Low price to live on the set of The Truman Show.  No, I will not allow cameras inside the house.  That’s just Beyond The Pale.

The machine is self maintaining, so none of the usual “Operating System Twiddling” that everyone was used to.  There is a whole world of terminology to learn.  I had done all this before.   I “Specified, Procured, and Deployed” two of these same units at the mall that I was the IT Director for.

The hardest part of setting the second one of these up is running wires in uncomfortable places. 

The hardest part of setting up the first is learning all the terminology.

Things like “TVL”, IR, and PTZ become second nature after a while.

You have to know that the more TVL you have, the better the picture.  TVL being TV Lines, which is just how “HD” your HDTV Picture would be.  These cameras are only 640 lines so they’re below HDTV spec, around the same as your old square Standard Def TV used to be.

IR is Infrared.  In this case, each camera has a ring of 28 infrared LEDs around the lens.  They glow red at night, and some may not even be able to see that frequency due to color blindedness.  In my case, they’re quite bright and give me a view on the world of everything that goes on at night.

PTZ is something I truly want simply for the flexibility and the Coolness Factor.  Stands for “Point, Tilt, Zoom” and it’s something you need to be able to do even if you never get a camera that will support it.  It will allow an operator, you or me, to Point or Tilt the camera at something, and then Zoom in on it.

Just like any technology, there is a world of jargon to fool the outsiders. 

Add to it that the Chinese who wrote the manual wrote it in crystal clear “Engrish“.  Which is to say there was a passing acquaintance with the rules of English Grammar.   They passed the rules when they were on the bus in the town center.  They were in the book store they rode past at 50KPH.  They didn’t read the rules, but the book was there.
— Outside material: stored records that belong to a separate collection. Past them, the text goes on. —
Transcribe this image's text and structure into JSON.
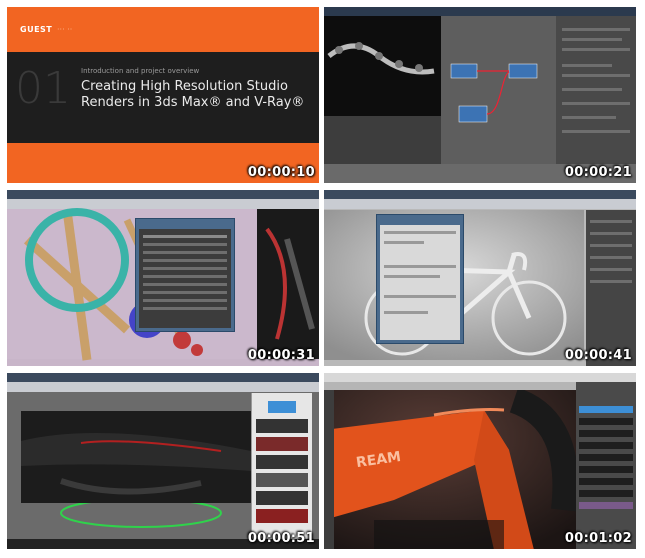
{
  "tiles": [
    {
      "timestamp": "00:00:10",
      "brand": "GUEST",
      "brand_sub": "··· ··",
      "chapter_number": "01",
      "chapter_label": "Introduction and project overview",
      "title": "Creating High Resolution Studio Renders in 3ds Max® and V-Ray®"
    },
    {
      "timestamp": "00:00:21"
    },
    {
      "timestamp": "00:00:31"
    },
    {
      "timestamp": "00:00:41"
    },
    {
      "timestamp": "00:00:51"
    },
    {
      "timestamp": "00:01:02",
      "frame_text": "REAM"
    }
  ],
  "colors": {
    "accent": "#f26522",
    "dark": "#1e1e1e",
    "bike_orange": "#e2531c",
    "ui_blue": "#4a6a8c"
  }
}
So you have to step back and read between the lines.  The documentation is there, and you just may be able to figure it all out.  Once you do you can twiddle and I have a stack of settings that I can twiddle with.  Getting all that set just so is the goal.  Motion Detection should be just enough that you’re not looking at 8 hours of uninterrupted video every night.  The IR light should not be reflecting against the eaves of the house so you’re looking at solid grey video.   There is a screen where I can block off certain areas of the screen from Motion Detection at all meaning if something happens in the upper third or the neighbor’s house, I don’t care.  I can tell it not to record during certain hours which I’m trying to figure a reason that would be helpful. 

All that is really quite involved.  Just like anything it’s the sum of the parts.  A lot of little parts make a system.

Unfortunately, the software has limits.  The web interface only runs on Internet Explorer which runs like molasses on my i7 laptop, and like crap everywhere else.  The query function is creaky.  I could write some serious improvements to the system if I had “root access” to the operating system but even that isn’t available.  The help messages are written badly, more of that Engrish. 

That’s one very strong reason why this sort of thing should be open.  Chinese Software is horrid.  Give me a LAMP server and let me write my own PHP code or Java.

But it does work, after a fashion, and it is open enough that third party software will work with it – if you are brave enough to try to get it to.

So if you’re coming down the block, wave hello to the camera.  I’m sure I’ll get to watch it on the DVR.